Help groups on social media are connecting people with those most in need during the coronavirus lockdown, fostering a community spirit often neglected in the capital's fast-paced life.
Londoner Stephanie Cheung, 31, is one of those chipping in, leaving a bag of groceries on the doorstep of a stranger in her neighbourhood after getting the call on Facebook.
Many more people have found themselves in similar need over recent days, having been ordered to stay home if elderly, experiencing coronavirus symptoms or suffering from serious underlying health issues.
Along with more than 7,000 other people, Cheung is a member of "Hackney Covid 19 Mutual Aid", in northeast London. Many other similar groups are flourishing around the country on social networks, set up to help to solve problems posed by the pandemic, primarily to the elderly or frail.
Meanwhile, more than 170,000 people have signed up to help Britain's National Health Service tackle the coronavirus outbreak just hours after a request for a quarter of a million volunteers.

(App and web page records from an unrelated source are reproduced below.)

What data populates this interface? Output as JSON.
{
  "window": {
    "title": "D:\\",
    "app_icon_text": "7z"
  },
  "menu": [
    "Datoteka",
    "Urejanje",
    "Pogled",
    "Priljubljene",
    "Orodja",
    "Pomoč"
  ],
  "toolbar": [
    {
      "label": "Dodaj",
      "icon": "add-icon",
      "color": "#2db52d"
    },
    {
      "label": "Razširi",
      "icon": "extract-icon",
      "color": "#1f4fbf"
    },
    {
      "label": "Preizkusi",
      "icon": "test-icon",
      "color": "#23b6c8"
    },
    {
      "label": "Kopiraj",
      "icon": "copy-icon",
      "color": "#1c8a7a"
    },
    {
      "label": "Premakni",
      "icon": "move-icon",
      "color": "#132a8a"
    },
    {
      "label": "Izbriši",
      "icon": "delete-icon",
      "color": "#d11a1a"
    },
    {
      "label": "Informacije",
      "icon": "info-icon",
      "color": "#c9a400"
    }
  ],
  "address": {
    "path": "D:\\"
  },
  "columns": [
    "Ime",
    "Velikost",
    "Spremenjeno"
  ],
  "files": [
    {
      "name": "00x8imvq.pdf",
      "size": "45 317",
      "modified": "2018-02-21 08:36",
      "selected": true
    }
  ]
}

Britain had called for 250,000 volunteers to deliver food and medicines, provide transport for patients and supplies, and to telephone those who are becoming lonely because of self isolation. The system aims to reach up to 1.5 million people who are "shielding" - keeping themselves at home for 12 weeks under government advice to protect those with serious health conditions.
The death toll from coronavirus in the United Kingdom jumped on Tuesday by 87 to a total of 422 - the biggest daily increase since the crisis began.